§ **Website and app data records**

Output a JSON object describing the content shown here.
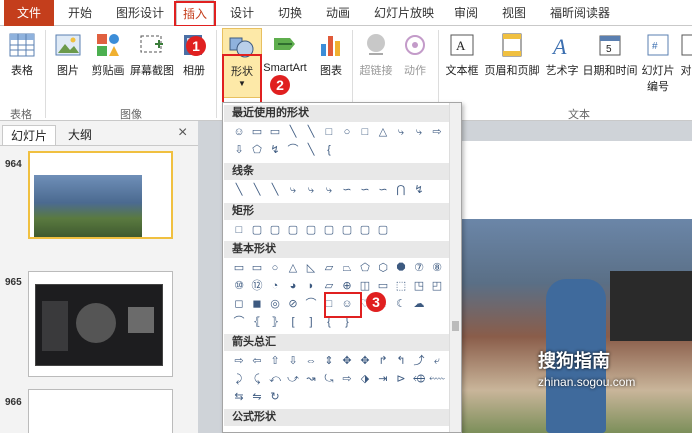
{
  "tabs": [
    "文件",
    "开始",
    "图形设计",
    "插入",
    "设计",
    "切换",
    "动画",
    "幻灯片放映",
    "审阅",
    "视图",
    "福昕阅读器"
  ],
  "ribbon": {
    "buttons": [
      "表格",
      "图片",
      "剪贴画",
      "屏幕截图",
      "相册",
      "形状",
      "SmartArt",
      "图表",
      "超链接",
      "动作",
      "文本框",
      "页眉和页脚",
      "艺术字",
      "日期和时间",
      "幻灯片编号",
      "对"
    ],
    "groups": [
      "表格",
      "图像",
      "文本"
    ]
  },
  "badges": [
    "1",
    "2",
    "3"
  ],
  "pane": {
    "tabs": [
      "幻灯片",
      "大纲"
    ],
    "close": "×",
    "slides": [
      "964",
      "965",
      "966"
    ]
  },
  "dropdown": {
    "sections": [
      "最近使用的形状",
      "线条",
      "矩形",
      "基本形状",
      "箭头总汇",
      "公式形状"
    ]
  },
  "watermark": {
    "brand": "搜狗指南",
    "url": "zhinan.sogou.com"
  },
  "colors": {
    "file_tab": "#c43e1c",
    "highlight": "#e02020",
    "shape_fill": "#3d5a80"
  }
}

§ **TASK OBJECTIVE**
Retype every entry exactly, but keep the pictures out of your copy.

§ **YOUR SOLUTION**
Output a JSON object describing the content shown here.
{
  "tabs": [
    "文件",
    "开始",
    "图形设计",
    "插入",
    "设计",
    "切换",
    "动画",
    "幻灯片放映",
    "审阅",
    "视图",
    "福昕阅读器"
  ],
  "ribbon": {
    "buttons": [
      "表格",
      "图片",
      "剪贴画",
      "屏幕截图",
      "相册",
      "形状",
      "SmartArt",
      "图表",
      "超链接",
      "动作",
      "文本框",
      "页眉和页脚",
      "艺术字",
      "日期和时间",
      "幻灯片编号",
      "对"
    ],
    "groups": [
      "表格",
      "图像",
      "文本"
    ]
  },
  "badges": [
    "1",
    "2",
    "3"
  ],
  "pane": {
    "tabs": [
      "幻灯片",
      "大纲"
    ],
    "close": "×",
    "slides": [
      "964",
      "965",
      "966"
    ]
  },
  "dropdown": {
    "sections": [
      "最近使用的形状",
      "线条",
      "矩形",
      "基本形状",
      "箭头总汇",
      "公式形状"
    ]
  },
  "watermark": {
    "brand": "搜狗指南",
    "url": "zhinan.sogou.com"
  },
  "colors": {
    "file_tab": "#c43e1c",
    "highlight": "#e02020",
    "shape_fill": "#3d5a80"
  }
}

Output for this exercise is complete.